Most troubling to scientists was the exceptionally high number of young dolphins that made up close to half of the 186 dolphins that washed ashore from Louisiana to western Florida from January to April 2011. (Credit: University of Central Florida)

According to a two-year study by scientists at the University of Central Florida released last month, the Deepwater Horizon oil spill in conjunction with other environmental factors led to a historically high number of dolphin deaths in the Gulf of Mexico. Most troubling was the exceptionally high number of young dolphins that washed ashore.

Graham Worthy, a UCF scientist and co-author of the study, called it a ‘perfect storm’ of factors. “The oil spill and cold winter of 2010 had already put significant stress on (the dolphins’) food resources, resulting in poor body condition and depressed immune response. It appears the high volumes of cold freshwater coming from snowmelt water that pushed through Mobile Bay and Mississippi Sound in 2011 was the final blow.”

The BP Deepwater Horizon disaster in April 2010 dumped millions of gallons of oil into the Gulf, disrupting the food chain. This was in the middle of the dolphins’ breeding season. A sudden entry of high volumes of cold freshwater from Mobile Bay in 2011 imposed additional stress on the ecosystem and specifically on dolphins that were already in poor body condition.

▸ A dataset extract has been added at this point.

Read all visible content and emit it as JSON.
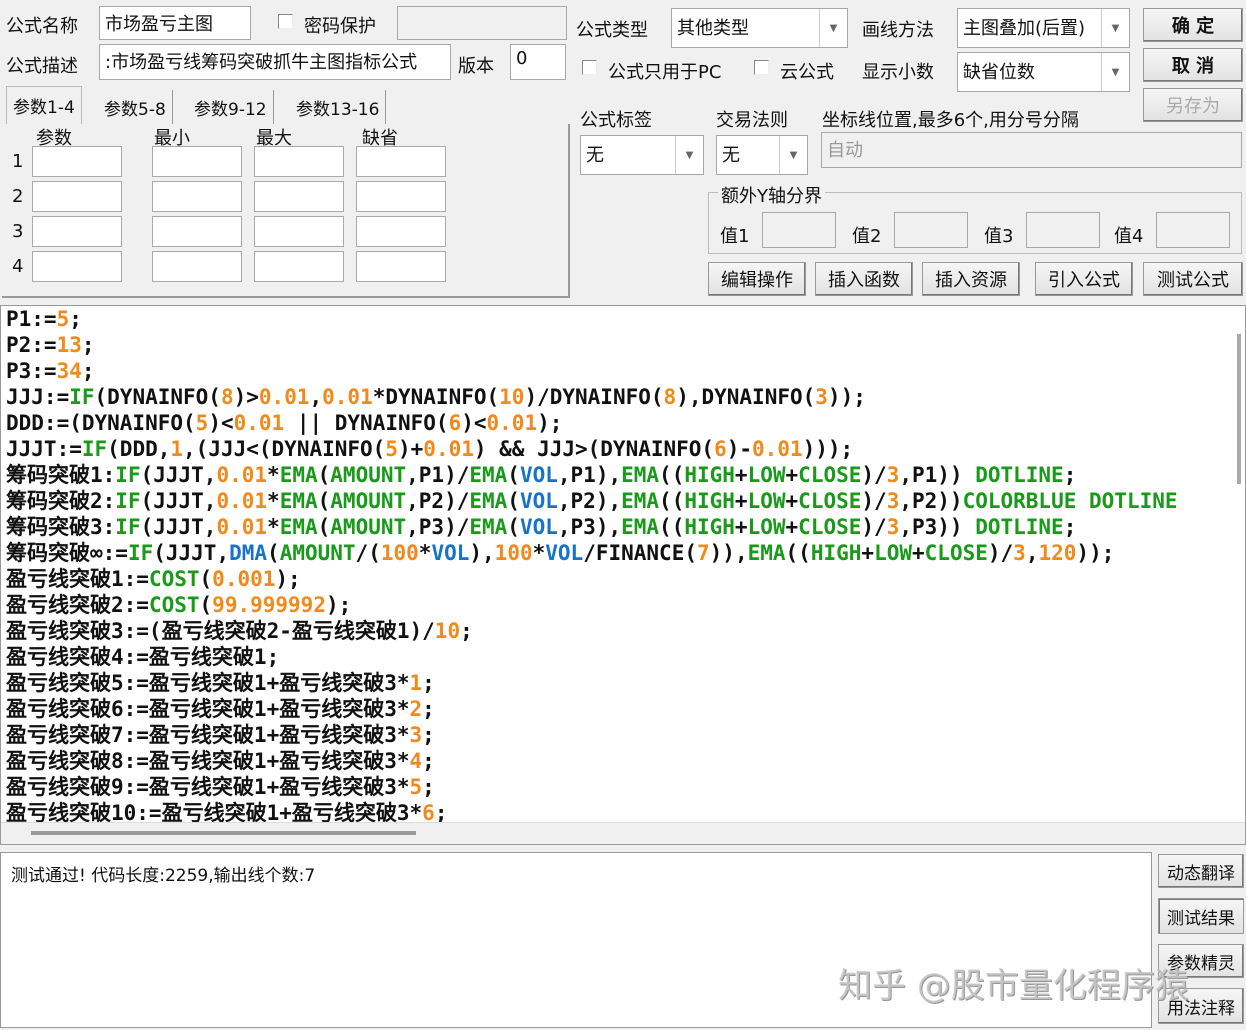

–Story Source: reprinted from materials provided by University of Central Florida.